Activity –
When you answer, copy every line of the listing below exactly.

● ● ● ●

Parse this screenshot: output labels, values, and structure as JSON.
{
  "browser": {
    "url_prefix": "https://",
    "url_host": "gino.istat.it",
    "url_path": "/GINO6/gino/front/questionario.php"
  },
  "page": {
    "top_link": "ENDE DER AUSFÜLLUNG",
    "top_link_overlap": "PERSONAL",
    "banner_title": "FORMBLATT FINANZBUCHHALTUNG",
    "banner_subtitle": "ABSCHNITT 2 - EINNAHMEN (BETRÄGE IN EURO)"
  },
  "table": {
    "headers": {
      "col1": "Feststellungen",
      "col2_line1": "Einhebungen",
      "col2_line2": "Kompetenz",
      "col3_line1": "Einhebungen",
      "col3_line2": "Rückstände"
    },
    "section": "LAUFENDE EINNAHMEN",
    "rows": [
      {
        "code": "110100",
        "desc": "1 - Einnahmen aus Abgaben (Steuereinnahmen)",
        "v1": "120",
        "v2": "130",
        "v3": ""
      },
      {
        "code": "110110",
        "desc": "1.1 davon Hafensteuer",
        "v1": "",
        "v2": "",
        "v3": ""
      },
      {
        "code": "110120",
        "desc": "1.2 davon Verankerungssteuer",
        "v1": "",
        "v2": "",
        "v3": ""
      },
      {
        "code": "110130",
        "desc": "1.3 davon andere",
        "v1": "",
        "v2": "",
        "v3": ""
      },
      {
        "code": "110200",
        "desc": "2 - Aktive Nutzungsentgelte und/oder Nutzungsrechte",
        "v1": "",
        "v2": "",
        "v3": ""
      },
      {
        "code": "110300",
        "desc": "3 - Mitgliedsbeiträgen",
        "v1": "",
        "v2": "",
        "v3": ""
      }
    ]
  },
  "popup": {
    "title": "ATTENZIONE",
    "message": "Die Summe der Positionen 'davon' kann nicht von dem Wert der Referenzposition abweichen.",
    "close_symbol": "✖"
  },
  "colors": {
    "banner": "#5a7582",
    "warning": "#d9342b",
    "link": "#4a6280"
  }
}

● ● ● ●

Response area –
Parse this screenshot: output labels, values, and structure as JSON.
{
  "browser": {
    "url_prefix": "https://",
    "url_host": "gino.istat.it",
    "url_path": "/GINO6/gino/front/questionario.php"
  },
  "page": {
    "top_link": "ENDE DER AUSFÜLLUNG",
    "top_link_overlap": "PERSONAL",
    "banner_title": "FORMBLATT FINANZBUCHHALTUNG",
    "banner_subtitle": "ABSCHNITT 2 - EINNAHMEN (BETRÄGE IN EURO)"
  },
  "table": {
    "headers": {
      "col1": "Feststellungen",
      "col2_line1": "Einhebungen",
      "col2_line2": "Kompetenz",
      "col3_line1": "Einhebungen",
      "col3_line2": "Rückstände"
    },
    "section": "LAUFENDE EINNAHMEN",
    "rows": [
      {
        "code": "110100",
        "desc": "1 - Einnahmen aus Abgaben (Steuereinnahmen)",
        "v1": "120",
        "v2": "130",
        "v3": ""
      },
      {
        "code": "110110",
        "desc": "1.1 davon Hafensteuer",
        "v1": "",
        "v2": "",
        "v3": ""
      },
      {
        "code": "110120",
        "desc": "1.2 davon Verankerungssteuer",
        "v1": "",
        "v2": "",
        "v3": ""
      },
      {
        "code": "110130",
        "desc": "1.3 davon andere",
        "v1": "",
        "v2": "",
        "v3": ""
      },
      {
        "code": "110200",
        "desc": "2 - Aktive Nutzungsentgelte und/oder Nutzungsrechte",
        "v1": "",
        "v2": "",
        "v3": ""
      },
      {
        "code": "110300",
        "desc": "3 - Mitgliedsbeiträgen",
        "v1": "",
        "v2": "",
        "v3": ""
      }
    ]
  },
  "popup": {
    "title": "ATTENZIONE",
    "message": "Die Summe der Positionen 'davon' kann nicht von dem Wert der Referenzposition abweichen.",
    "close_symbol": "✖"
  },
  "colors": {
    "banner": "#5a7582",
    "warning": "#d9342b",
    "link": "#4a6280"
  }
}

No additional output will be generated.